When I saw University of Iowa English professor Adam Hooks bemoaning “relatable” on Twitter, I asked him what his experience had been with the word in the classroom. “‘Relatable’ is a sign of a failure to engage with the work or text, a failure to get beyond one’s own concerns to confront the unfamiliar and the uncomfortable,” he wrote to me in an email. In other words, the quest for the “relatable” circumscribes the expansion of empathy that you can gain through exposure to new things. When the word “relatable” really means “relevant to me,” as it often does in the classroom, anything outside the purview of “relatability” looks like it’s not worth examining.

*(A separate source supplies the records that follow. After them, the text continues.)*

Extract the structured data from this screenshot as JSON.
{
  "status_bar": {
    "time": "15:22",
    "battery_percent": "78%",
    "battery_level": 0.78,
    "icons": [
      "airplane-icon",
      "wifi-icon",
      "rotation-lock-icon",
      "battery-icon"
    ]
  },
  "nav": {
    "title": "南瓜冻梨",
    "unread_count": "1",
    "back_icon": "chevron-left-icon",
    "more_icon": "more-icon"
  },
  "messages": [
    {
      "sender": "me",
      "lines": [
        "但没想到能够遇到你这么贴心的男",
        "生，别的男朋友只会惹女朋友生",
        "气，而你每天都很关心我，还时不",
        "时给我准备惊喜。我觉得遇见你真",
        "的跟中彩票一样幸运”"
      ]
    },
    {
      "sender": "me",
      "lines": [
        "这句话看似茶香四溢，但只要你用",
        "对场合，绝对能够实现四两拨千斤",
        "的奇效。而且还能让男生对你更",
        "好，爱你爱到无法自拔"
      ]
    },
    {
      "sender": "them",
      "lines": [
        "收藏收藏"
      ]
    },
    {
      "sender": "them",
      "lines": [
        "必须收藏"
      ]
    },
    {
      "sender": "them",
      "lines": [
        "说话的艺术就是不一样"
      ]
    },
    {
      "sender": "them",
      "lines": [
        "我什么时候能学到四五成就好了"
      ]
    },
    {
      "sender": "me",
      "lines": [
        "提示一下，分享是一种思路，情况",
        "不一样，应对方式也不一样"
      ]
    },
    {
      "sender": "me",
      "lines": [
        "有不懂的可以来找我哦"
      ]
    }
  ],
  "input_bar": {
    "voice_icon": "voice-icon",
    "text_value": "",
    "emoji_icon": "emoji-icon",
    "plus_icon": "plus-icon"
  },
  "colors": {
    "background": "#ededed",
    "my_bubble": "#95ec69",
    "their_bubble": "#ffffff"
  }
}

Hooks teaches Renaissance drama, and thinks that the unfamiliarity of that form provokes the use of “relatable” more frequently in his classroom: “Language is a factor,” he writes. “Students often find it very difficult, and so grasp for something to make it more comprehensible and familiar.” The problem arises when “relatability” becomes the sole interpretive lens.
Rebecca Onion.. Preach it, people.